Medical Insurance policies are required to offer cancer screenings to their members at specific ages.  There has been some controversy over the last few years about what the best ages to start screenings are.  If you are a Medical Insurance provider, obviously it is less expensive to pay for a mammogram than breast cancer.  Ditto for colorectal cancer screenings.  Cancer is the number one killer in America.  Cancer takes the lives of about 1,500 Americans every day and almost 547,500 in one single year.

Here’s another thing about cancer and Medical Insurance.  If you are an adult living in the United States and you have had or have cancer it will be almost impossible for you to obtain Medical Insurance.  Even if you have been in remission for 20 years.  It can cost as much as $50,000 to treat breast cancer.  The better and more prudent thing to do is to make sure you always have Medical Insurance.  It needs to be a financial priority in everyone’s life.  When you calculate your monthly budget and you figure what you owe each month there should be an entry for medical insurance.

Dr. Ned Calonge presided over the U.S. Preventive Services Task Force and received death threats over his recommendation that mammograms not be done until age 50 instead of age 40 which is the current recommendation.  This is from The Atlantic, “More screening is not always better,” said Dr. Christine Laine, a general internist and editor of the Annals of Internal Medicine.  Remember, that if you have medical insurance, you will receive one age-appropriate mammogram every year at no charge.  Depending on what the benefits are on your specific medical insurance plan, you may have to pay any lab fees associated with the mammogram.

PSA tests, which is a cancer screening for prostrate cancer, is another test that has had doctors and Medical Insurance companies wondering.  Early detection of prostrate cancer and treatment is most effective.  This from the Mayo Clinic, “Professional organizations vary in their recommendations about who should – and who shouldn’t – get a PSA screening test.  While some have definitive guidelines, others leave the decision up to men and their doctors.”  Medical Insurance policies will pay for PSA tests at age appropriate intervals.

The American Cancer Society has recommendations for Colorectal cancer and polyps.  Currently, colorectal cancer screenings are paid for by Medical Insurance plans at age 50 and then, according to the ACS should follow these testing schedules:

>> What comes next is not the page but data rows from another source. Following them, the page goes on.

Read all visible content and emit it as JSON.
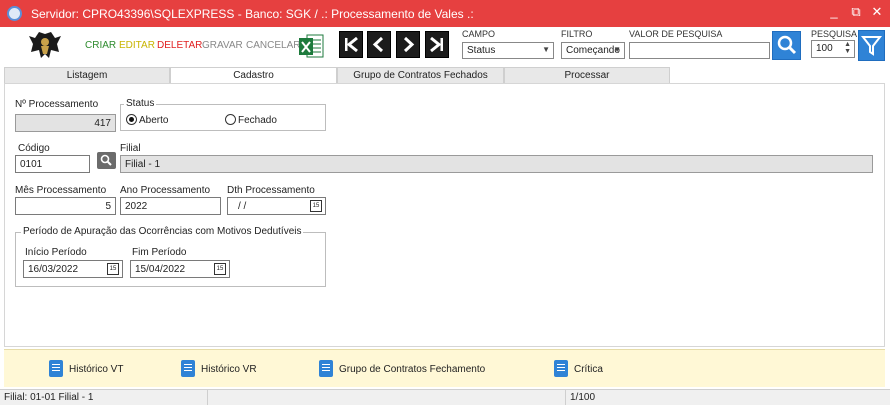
{
  "window": {
    "title": "Servidor: CPRO43396\\SQLEXPRESS - Banco: SGK / .: Processamento de Vales .:",
    "minimize_label": "_",
    "restore_label": "⧉",
    "close_label": "✕"
  },
  "toolbar": {
    "criar": "CRIAR",
    "editar": "EDITAR",
    "deletar": "DELETAR",
    "gravar": "GRAVAR",
    "cancelar": "CANCELAR",
    "colors": {
      "criar": "#2e8b2e",
      "editar": "#c8b400",
      "deletar": "#e02020",
      "disabled": "#888888"
    }
  },
  "search": {
    "campo_label": "CAMPO",
    "campo_value": "Status",
    "filtro_label": "FILTRO",
    "filtro_value": "Começando",
    "valor_label": "VALOR DE PESQUISA",
    "valor_value": "",
    "pesquisa_label": "PESQUISA",
    "pesquisa_value": "100"
  },
  "tabs": [
    "Listagem",
    "Cadastro",
    "Grupo de Contratos Fechados",
    "Processar"
  ],
  "form": {
    "nprocessamento_label": "Nº Processamento",
    "nprocessamento_value": "417",
    "status_label": "Status",
    "status_aberto": "Aberto",
    "status_fechado": "Fechado",
    "codigo_label": "Código",
    "codigo_value": "0101",
    "filial_label": "Filial",
    "filial_value": "Filial - 1",
    "mes_label": "Mês Processamento",
    "mes_value": "5",
    "ano_label": "Ano Processamento",
    "ano_value": "2022",
    "dth_label": "Dth Processamento",
    "dth_value": "/ /",
    "periodo_title": "Período de Apuração das Ocorrências com Motivos Dedutíveis",
    "inicio_label": "Início Período",
    "inicio_value": "16/03/2022",
    "fim_label": "Fim Período",
    "fim_value": "15/04/2022"
  },
  "bottom_actions": [
    "Histórico VT",
    "Histórico VR",
    "Grupo de Contratos Fechamento",
    "Crítica"
  ],
  "status": {
    "filial": "Filial: 01-01 Filial - 1",
    "records": "1/100"
  }
}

  • Flexible sigmoidoscopy every 5 years, or
  • Colonoscopy every 10 years, or
  • Double-contrast barium enema every 5 years, or
  • CT colonography (virtual colonoscopy) every 5 years

Medical Insurance